It started with me rushing off to my dentist appointment, son in tow, on the wrong day. Of course I didn't know that at the time.
Allow me to welcome you into my brain: do I take (1) the bus or (2) the dolmuş, metro, walking combination? Well obviously I want the bus. But remember, the shortest way is the one you know, "en kısa yol bildiğin yoldur" and I knew the tri-ped way. The reason I'm familiar with the longer route, in fact, is because I already took the bus to the same place last week without actually arriving there. It involved going one hour away from the city, a ride filled with clues that something wasn't quite right, and then an hour back to my starting point bringing me physically no closer to my destination, but much closer to the shedding of the ego. Yes, the guy at the wrong Dental Hospital told me: herşeyde bir hayır vardır, or: there is a "good" in everything, which is the kind of stuff I love to hear because it makes me feel good when I get lost. By the way, I just spent 20 minutes trying to look up the more figurative translation online, but alas, it produced only crap. Please suggest a better one. I always took this expression to mean: "everything happens for a reason that we can't always know." Anyway, I spent the second hour-long bus ride trying to figure out what that could be. (1) I really liked the woman I sat next to on the way there, with her smartness, or, in other words, her quick understanding of my needs, jokes, questions: usually my encounters are full of misunderstandings or questions targeted at me: how did I learn Turkish, where am I from, is Turkey more beautiful or America... She had none of those, and still I learned about her that she worked on shifting nights shifts at a bakery, had recently moved, had a 6 year old daughter and really was one of those rare Turks that follow how my brain works and guesses my needs before I state them. And yet, she was a covered factory worker. I love when my presumptions are knocked to the floor and swallowed up in flour. (2) Plus, I got a chance to listen to my downloaded book: Infinite Possibilities and get inspired. Of course the first part of the second hour was full of heat and crankiness, but that was soon replaced with a bit of (3) laughing at my own expense, thus the ego shattering. The end of that story is that I got back almost literally to my starting point, 2 hours later, and this time took the metro and then walked about a mile to the dentist, only to make an appointment for the next week.
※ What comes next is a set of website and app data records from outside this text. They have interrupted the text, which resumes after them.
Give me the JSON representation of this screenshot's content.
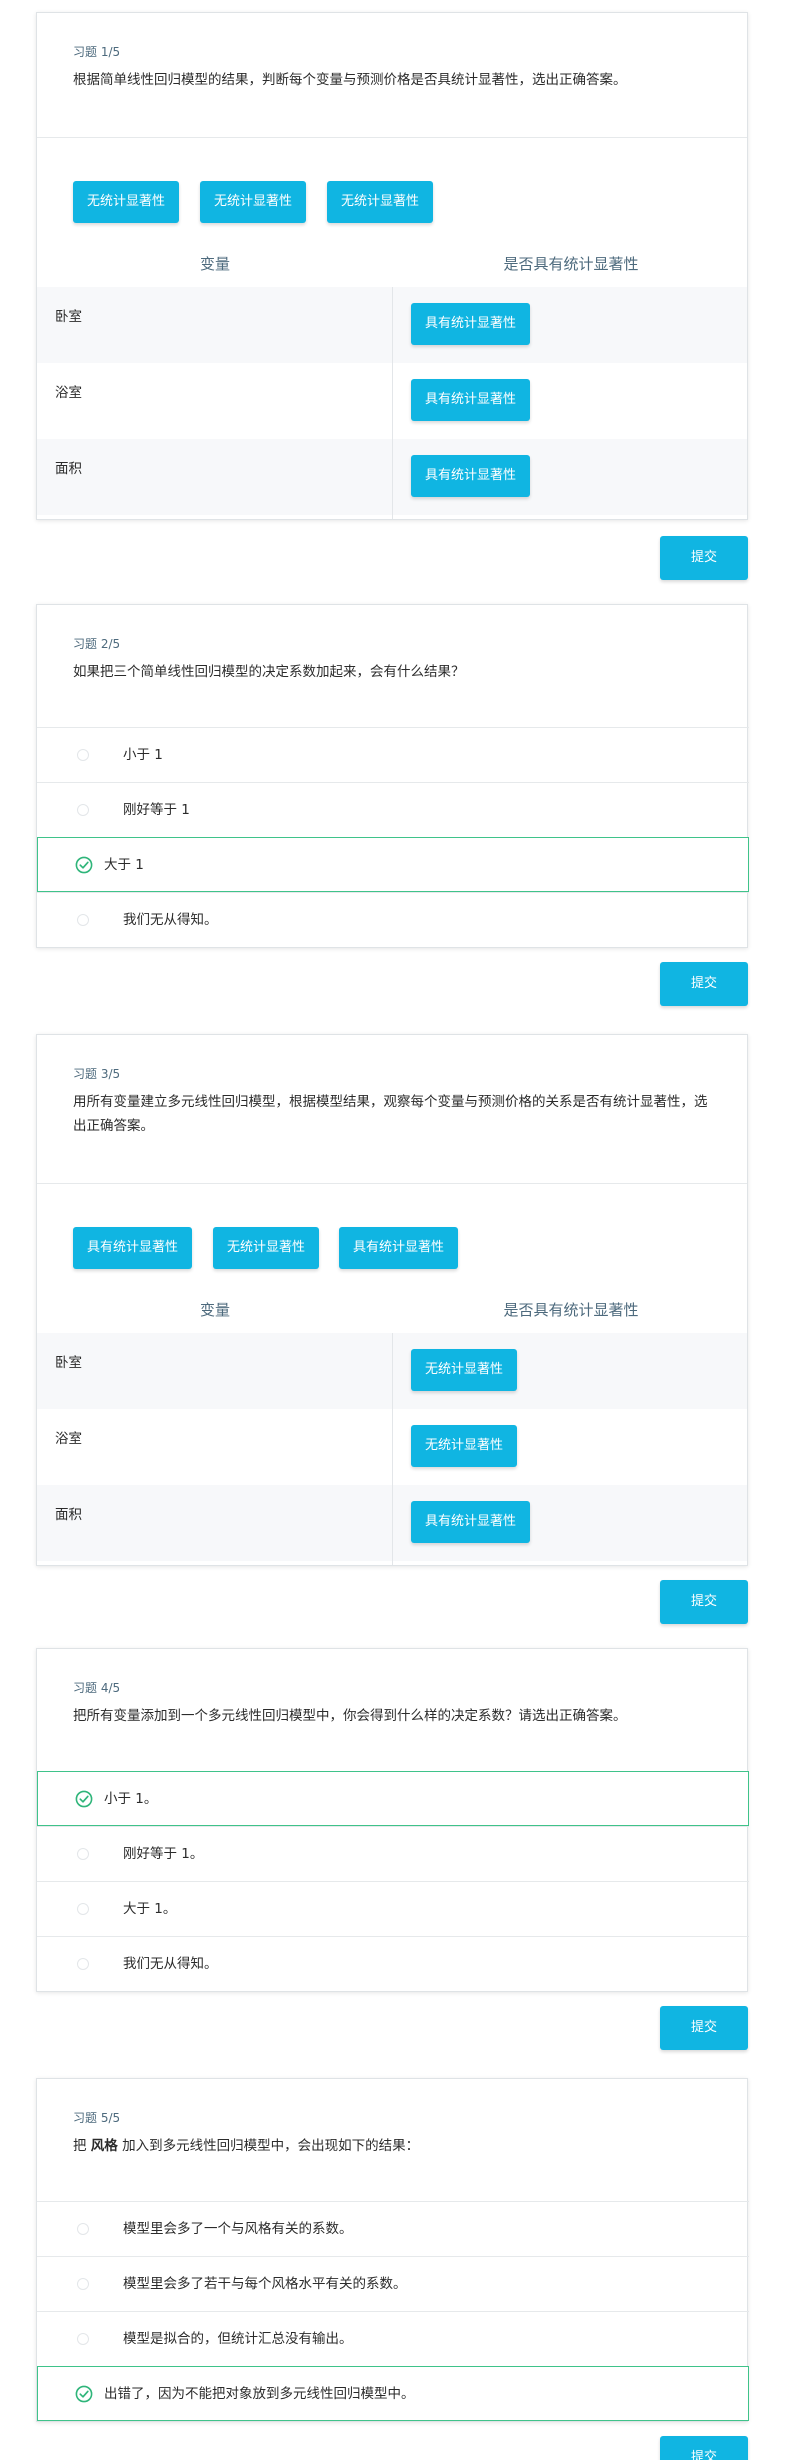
{
  "submit_label": "提交",
  "col_variable": "变量",
  "col_significance": "是否具有统计显著性",
  "q1": {
    "label": "习题 1/5",
    "text": "根据简单线性回归模型的结果，判断每个变量与预测价格是否具统计显著性，选出正确答案。",
    "pool": [
      "无统计显著性",
      "无统计显著性",
      "无统计显著性"
    ],
    "rows": [
      {
        "variable": "卧室",
        "answer": "具有统计显著性"
      },
      {
        "variable": "浴室",
        "answer": "具有统计显著性"
      },
      {
        "variable": "面积",
        "answer": "具有统计显著性"
      }
    ]
  },
  "q2": {
    "label": "习题 2/5",
    "text": "如果把三个简单线性回归模型的决定系数加起来，会有什么结果？",
    "options": [
      "小于 1",
      "刚好等于 1",
      "大于 1",
      "我们无从得知。"
    ],
    "correct_index": 2
  },
  "q3": {
    "label": "习题 3/5",
    "text": "用所有变量建立多元线性回归模型，根据模型结果，观察每个变量与预测价格的关系是否有统计显著性，选出正确答案。",
    "pool": [
      "具有统计显著性",
      "无统计显著性",
      "具有统计显著性"
    ],
    "rows": [
      {
        "variable": "卧室",
        "answer": "无统计显著性"
      },
      {
        "variable": "浴室",
        "answer": "无统计显著性"
      },
      {
        "variable": "面积",
        "answer": "具有统计显著性"
      }
    ]
  },
  "q4": {
    "label": "习题 4/5",
    "text": "把所有变量添加到一个多元线性回归模型中，你会得到什么样的决定系数？请选出正确答案。",
    "options": [
      "小于 1。",
      "刚好等于 1。",
      "大于 1。",
      "我们无从得知。"
    ],
    "correct_index": 0
  },
  "q5": {
    "label": "习题 5/5",
    "text_prefix": "把 ",
    "text_bold": "风格",
    "text_suffix": " 加入到多元线性回归模型中，会出现如下的结果：",
    "options": [
      "模型里会多了一个与风格有关的系数。",
      "模型里会多了若干与每个风格水平有关的系数。",
      "模型是拟合的，但统计汇总没有输出。",
      "出错了，因为不能把对象放到多元线性回归模型中。"
    ],
    "correct_index": 3
  }
}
Back to the more recent past: We walked to the bus stop/ dolmuş stand with mixed intentions, still undecided about the route, and my own pressure on myself, both b/c we're running late and I know we'll be really late with the triped solution and possibly not as late with the bus, though of course my success rate with that mode of transportation does not encourage me to try again, makes me short and grumpy. So just as we're about to get on a bus, I remember the warning: "en kısa yol bildiğin yoldur," causing me to hop in the first empty dolmuş I see and take the route I had taken before through trial and error. We ended up being hot, sweaty and 45 minutes late. Luckily, we were there on the wrong day! On the right day, we took the right bus, in ease and comfort, and only arrived 30 minutes late. The "kind stewardship" I mentioned at the beginning corresponds to all the advice and misdirection I get when I ask about the "yol." It's far, or it's close, or you can't walk it, take a bus... I get opinions, not facts, and still I ask and still I'm surprised that I don't trust myself more than the false information I am about to receive. I guess i just really love Turkish roulette.